Recorded data
=== Begin Enclosure ===
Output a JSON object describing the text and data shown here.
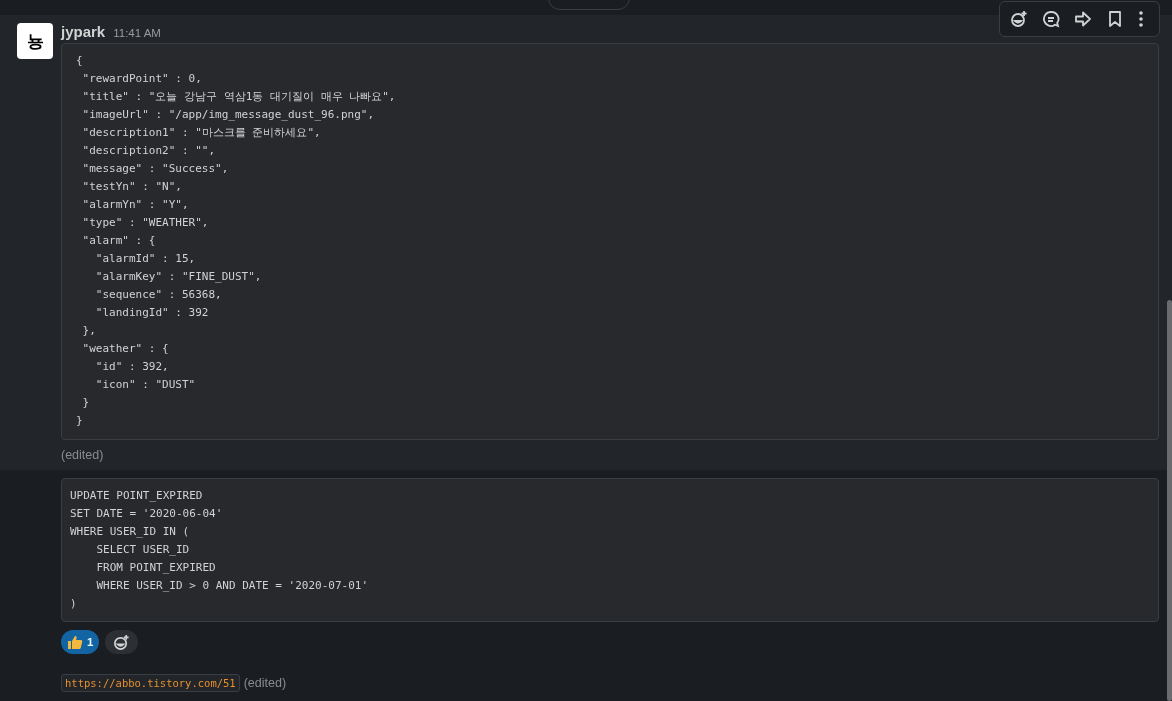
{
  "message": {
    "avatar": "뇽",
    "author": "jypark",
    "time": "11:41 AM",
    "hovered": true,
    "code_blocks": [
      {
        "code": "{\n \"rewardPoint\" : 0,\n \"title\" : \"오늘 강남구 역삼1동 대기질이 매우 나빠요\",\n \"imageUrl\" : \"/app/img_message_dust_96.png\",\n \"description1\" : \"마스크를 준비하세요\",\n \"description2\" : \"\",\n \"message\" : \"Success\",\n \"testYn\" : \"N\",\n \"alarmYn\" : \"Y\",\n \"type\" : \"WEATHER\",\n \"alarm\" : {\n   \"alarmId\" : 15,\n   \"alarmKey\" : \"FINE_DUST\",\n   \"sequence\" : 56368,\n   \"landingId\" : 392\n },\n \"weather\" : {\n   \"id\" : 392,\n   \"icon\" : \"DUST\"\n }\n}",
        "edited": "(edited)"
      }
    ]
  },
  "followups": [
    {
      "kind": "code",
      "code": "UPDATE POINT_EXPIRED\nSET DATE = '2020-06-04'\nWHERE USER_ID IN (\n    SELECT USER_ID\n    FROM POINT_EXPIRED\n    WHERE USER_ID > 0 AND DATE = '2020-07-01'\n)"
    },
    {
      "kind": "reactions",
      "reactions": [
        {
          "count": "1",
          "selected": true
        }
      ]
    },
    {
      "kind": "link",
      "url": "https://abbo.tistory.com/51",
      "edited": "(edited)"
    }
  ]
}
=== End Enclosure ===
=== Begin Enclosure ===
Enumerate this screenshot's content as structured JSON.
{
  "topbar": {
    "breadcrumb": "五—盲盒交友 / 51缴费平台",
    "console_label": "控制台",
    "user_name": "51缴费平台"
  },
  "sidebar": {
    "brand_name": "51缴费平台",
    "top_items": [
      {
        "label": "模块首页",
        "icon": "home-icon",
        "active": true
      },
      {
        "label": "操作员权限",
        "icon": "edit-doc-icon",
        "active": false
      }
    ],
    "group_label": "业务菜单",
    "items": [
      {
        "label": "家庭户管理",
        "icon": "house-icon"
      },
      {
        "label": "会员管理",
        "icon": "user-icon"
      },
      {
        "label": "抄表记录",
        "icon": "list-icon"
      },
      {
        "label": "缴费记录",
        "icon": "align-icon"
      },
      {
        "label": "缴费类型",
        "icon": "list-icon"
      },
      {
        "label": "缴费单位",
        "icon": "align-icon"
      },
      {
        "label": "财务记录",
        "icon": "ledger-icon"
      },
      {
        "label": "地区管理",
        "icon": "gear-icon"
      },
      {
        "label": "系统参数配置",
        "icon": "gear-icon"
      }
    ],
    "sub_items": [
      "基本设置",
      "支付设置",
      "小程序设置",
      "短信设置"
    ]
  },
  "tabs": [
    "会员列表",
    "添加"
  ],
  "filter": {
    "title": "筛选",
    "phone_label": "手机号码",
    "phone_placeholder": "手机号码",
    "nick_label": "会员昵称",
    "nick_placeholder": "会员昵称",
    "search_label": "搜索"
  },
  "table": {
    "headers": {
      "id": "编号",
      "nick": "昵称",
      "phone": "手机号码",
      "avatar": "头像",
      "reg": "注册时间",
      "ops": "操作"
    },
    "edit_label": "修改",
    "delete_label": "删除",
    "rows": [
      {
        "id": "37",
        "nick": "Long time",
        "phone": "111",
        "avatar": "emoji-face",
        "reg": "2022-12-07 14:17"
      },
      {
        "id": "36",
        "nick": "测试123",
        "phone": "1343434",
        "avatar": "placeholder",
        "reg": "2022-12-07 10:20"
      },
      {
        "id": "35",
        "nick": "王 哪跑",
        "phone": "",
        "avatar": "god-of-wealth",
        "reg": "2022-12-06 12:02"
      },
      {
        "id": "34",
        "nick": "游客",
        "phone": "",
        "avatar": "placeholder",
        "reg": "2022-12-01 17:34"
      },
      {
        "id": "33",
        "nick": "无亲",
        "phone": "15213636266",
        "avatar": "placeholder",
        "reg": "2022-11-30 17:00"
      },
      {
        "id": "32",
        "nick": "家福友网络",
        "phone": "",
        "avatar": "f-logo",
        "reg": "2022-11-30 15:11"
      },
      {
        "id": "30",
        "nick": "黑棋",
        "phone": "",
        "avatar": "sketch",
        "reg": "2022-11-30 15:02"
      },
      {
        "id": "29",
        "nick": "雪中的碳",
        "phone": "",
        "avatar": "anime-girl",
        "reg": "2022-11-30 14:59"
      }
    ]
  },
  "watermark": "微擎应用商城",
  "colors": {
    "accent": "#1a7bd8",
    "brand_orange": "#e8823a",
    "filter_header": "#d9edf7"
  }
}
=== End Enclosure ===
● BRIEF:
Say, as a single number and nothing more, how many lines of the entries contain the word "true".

● PROBLEM SOLUTION:
3